[STORED DATA Boundary: Start]
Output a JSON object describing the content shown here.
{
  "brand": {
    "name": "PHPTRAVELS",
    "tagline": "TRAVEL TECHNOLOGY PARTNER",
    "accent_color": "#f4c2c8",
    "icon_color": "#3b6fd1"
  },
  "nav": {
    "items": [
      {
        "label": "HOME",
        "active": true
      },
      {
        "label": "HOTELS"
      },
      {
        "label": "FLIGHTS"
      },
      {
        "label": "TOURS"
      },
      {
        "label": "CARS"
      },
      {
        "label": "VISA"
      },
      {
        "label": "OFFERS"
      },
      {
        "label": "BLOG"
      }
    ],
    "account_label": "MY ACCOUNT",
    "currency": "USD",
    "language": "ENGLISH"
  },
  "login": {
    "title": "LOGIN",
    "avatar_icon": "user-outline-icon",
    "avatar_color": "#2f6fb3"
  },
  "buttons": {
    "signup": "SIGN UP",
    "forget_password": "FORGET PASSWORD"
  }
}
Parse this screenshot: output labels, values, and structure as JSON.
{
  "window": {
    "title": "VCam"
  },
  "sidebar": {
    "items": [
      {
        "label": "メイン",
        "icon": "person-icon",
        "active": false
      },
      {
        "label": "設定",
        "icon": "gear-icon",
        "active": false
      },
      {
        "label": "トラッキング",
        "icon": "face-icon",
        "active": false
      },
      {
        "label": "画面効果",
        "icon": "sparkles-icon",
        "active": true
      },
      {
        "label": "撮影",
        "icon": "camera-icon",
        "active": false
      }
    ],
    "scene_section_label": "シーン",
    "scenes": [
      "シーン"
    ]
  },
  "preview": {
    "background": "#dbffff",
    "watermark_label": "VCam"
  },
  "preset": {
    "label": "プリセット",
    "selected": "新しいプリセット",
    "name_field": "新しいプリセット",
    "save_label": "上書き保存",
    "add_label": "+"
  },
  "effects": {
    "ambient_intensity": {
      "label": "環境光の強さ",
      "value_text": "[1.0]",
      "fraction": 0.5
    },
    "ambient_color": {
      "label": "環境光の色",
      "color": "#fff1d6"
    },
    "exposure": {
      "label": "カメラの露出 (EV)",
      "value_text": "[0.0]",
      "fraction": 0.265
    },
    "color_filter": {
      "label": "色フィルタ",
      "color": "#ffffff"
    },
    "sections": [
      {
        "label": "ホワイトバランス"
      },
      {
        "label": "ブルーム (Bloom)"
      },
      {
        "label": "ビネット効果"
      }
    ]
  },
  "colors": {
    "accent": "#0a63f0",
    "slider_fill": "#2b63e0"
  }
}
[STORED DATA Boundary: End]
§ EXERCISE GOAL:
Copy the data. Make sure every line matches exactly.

§ RESPONSE FOR THIS EXERCISE:
Output a JSON object describing the content shown here.
{
  "brand": {
    "name": "PHPTRAVELS",
    "tagline": "TRAVEL TECHNOLOGY PARTNER",
    "accent_color": "#f4c2c8",
    "icon_color": "#3b6fd1"
  },
  "nav": {
    "items": [
      {
        "label": "HOME",
        "active": true
      },
      {
        "label": "HOTELS"
      },
      {
        "label": "FLIGHTS"
      },
      {
        "label": "TOURS"
      },
      {
        "label": "CARS"
      },
      {
        "label": "VISA"
      },
      {
        "label": "OFFERS"
      },
      {
        "label": "BLOG"
      }
    ],
    "account_label": "MY ACCOUNT",
    "currency": "USD",
    "language": "ENGLISH"
  },
  "login": {
    "title": "LOGIN",
    "avatar_icon": "user-outline-icon",
    "avatar_color": "#2f6fb3"
  },
  "buttons": {
    "signup": "SIGN UP",
    "forget_password": "FORGET PASSWORD"
  }
}
Parse this screenshot: output labels, values, and structure as JSON.
{
  "window": {
    "title": "VCam"
  },
  "sidebar": {
    "items": [
      {
        "label": "メイン",
        "icon": "person-icon",
        "active": false
      },
      {
        "label": "設定",
        "icon": "gear-icon",
        "active": false
      },
      {
        "label": "トラッキング",
        "icon": "face-icon",
        "active": false
      },
      {
        "label": "画面効果",
        "icon": "sparkles-icon",
        "active": true
      },
      {
        "label": "撮影",
        "icon": "camera-icon",
        "active": false
      }
    ],
    "scene_section_label": "シーン",
    "scenes": [
      "シーン"
    ]
  },
  "preview": {
    "background": "#dbffff",
    "watermark_label": "VCam"
  },
  "preset": {
    "label": "プリセット",
    "selected": "新しいプリセット",
    "name_field": "新しいプリセット",
    "save_label": "上書き保存",
    "add_label": "+"
  },
  "effects": {
    "ambient_intensity": {
      "label": "環境光の強さ",
      "value_text": "[1.0]",
      "fraction": 0.5
    },
    "ambient_color": {
      "label": "環境光の色",
      "color": "#fff1d6"
    },
    "exposure": {
      "label": "カメラの露出 (EV)",
      "value_text": "[0.0]",
      "fraction": 0.265
    },
    "color_filter": {
      "label": "色フィルタ",
      "color": "#ffffff"
    },
    "sections": [
      {
        "label": "ホワイトバランス"
      },
      {
        "label": "ブルーム (Bloom)"
      },
      {
        "label": "ビネット効果"
      }
    ]
  },
  "colors": {
    "accent": "#0a63f0",
    "slider_fill": "#2b63e0"
  }
}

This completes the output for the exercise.